What is needed: Using the records below, filter for lines that contain the string "user" and copy them out.
-.-.-
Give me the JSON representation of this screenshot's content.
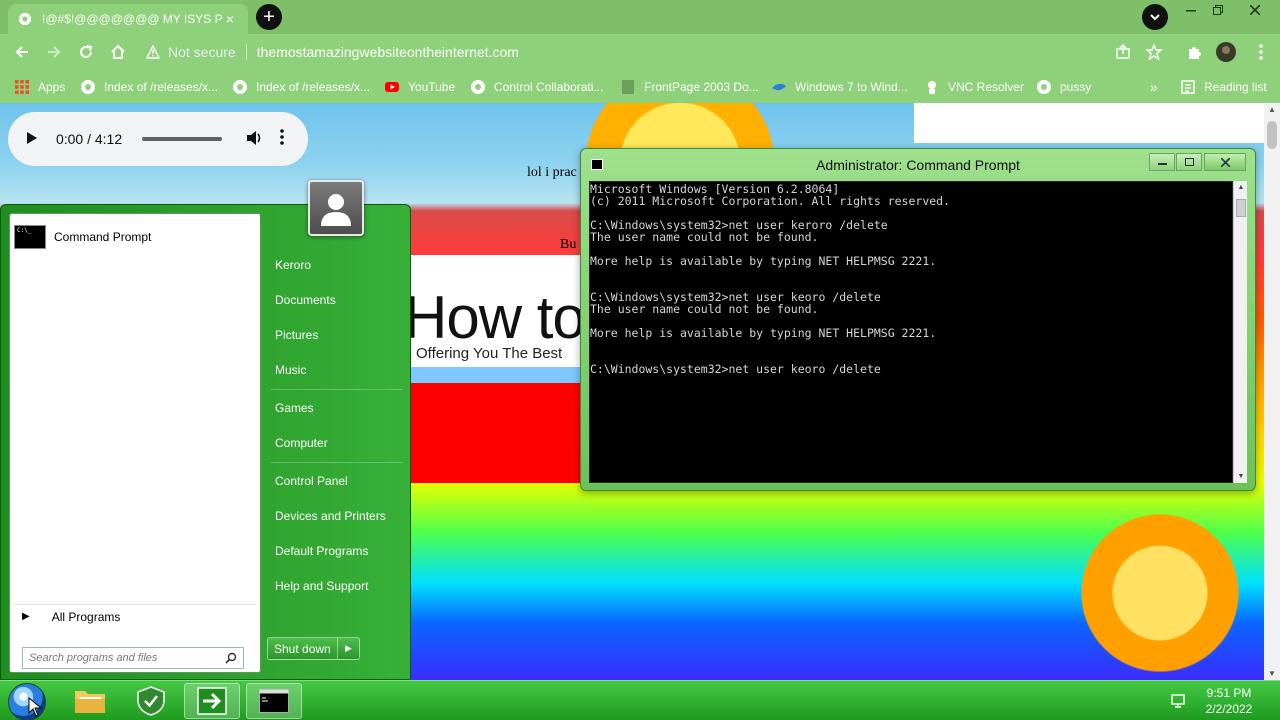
{
  "browser": {
    "tab_title": "!@#$!@@@@@@@ MY ISYS PR",
    "tab_close": "×",
    "new_tab": "+",
    "security_label": "Not secure",
    "url": "themostamazingwebsiteontheinternet.com",
    "bookmarks": [
      {
        "label": "Apps",
        "icon": "apps-grid-icon"
      },
      {
        "label": "Index of /releases/x...",
        "icon": "globe-icon"
      },
      {
        "label": "Index of /releases/x...",
        "icon": "globe-icon"
      },
      {
        "label": "YouTube",
        "icon": "youtube-icon"
      },
      {
        "label": "Control Collaborati...",
        "icon": "globe-icon"
      },
      {
        "label": "FrontPage 2003 Do...",
        "icon": "page-icon"
      },
      {
        "label": "Windows 7 to Wind...",
        "icon": "windows-icon"
      },
      {
        "label": "VNC Resolver",
        "icon": "vnc-icon"
      },
      {
        "label": "pussy",
        "icon": "globe-icon"
      }
    ],
    "bookmarks_overflow": "»",
    "reading_list": "Reading list"
  },
  "page": {
    "text1": "lol i prac",
    "text2": "Bu",
    "banner_big": "How to",
    "banner_small": "Offering You The Best"
  },
  "audio": {
    "time": "0:00 / 4:12",
    "progress": 0
  },
  "start_menu": {
    "pinned": [
      {
        "label": "Command Prompt",
        "icon": "command-prompt-icon"
      }
    ],
    "all_programs": "All Programs",
    "search_placeholder": "Search programs and files",
    "right_items": [
      {
        "label": "Keroro"
      },
      {
        "label": "Documents"
      },
      {
        "label": "Pictures"
      },
      {
        "label": "Music"
      },
      {
        "label": "Games"
      },
      {
        "label": "Computer"
      },
      {
        "label": "Control Panel"
      },
      {
        "label": "Devices and Printers"
      },
      {
        "label": "Default Programs"
      },
      {
        "label": "Help and Support"
      }
    ],
    "shutdown": "Shut down"
  },
  "cmd": {
    "title": "Administrator: Command Prompt",
    "lines": [
      "Microsoft Windows [Version 6.2.8064]",
      "(c) 2011 Microsoft Corporation. All rights reserved.",
      "",
      "C:\\Windows\\system32>net user keroro /delete",
      "The user name could not be found.",
      "",
      "More help is available by typing NET HELPMSG 2221.",
      "",
      "",
      "C:\\Windows\\system32>net user keoro /delete",
      "The user name could not be found.",
      "",
      "More help is available by typing NET HELPMSG 2221.",
      "",
      "",
      "C:\\Windows\\system32>net user keoro /delete"
    ]
  },
  "taskbar": {
    "time": "9:51 PM",
    "date": "2/2/2022"
  }
}
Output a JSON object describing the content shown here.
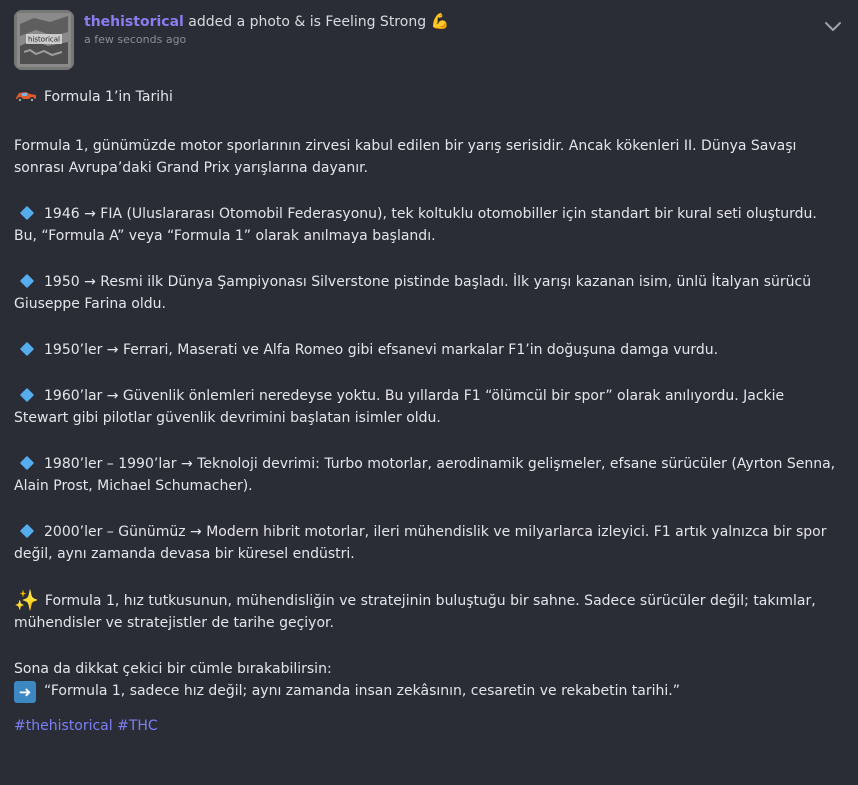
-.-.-
Solution below:
      "C:\\Windows\\system32>net user keroro /delete",
      "The user name could not be found.",
      "C:\\Windows\\system32>net user keoro /delete",
      "The user name could not be found.",
      "C:\\Windows\\system32>net user keoro /delete"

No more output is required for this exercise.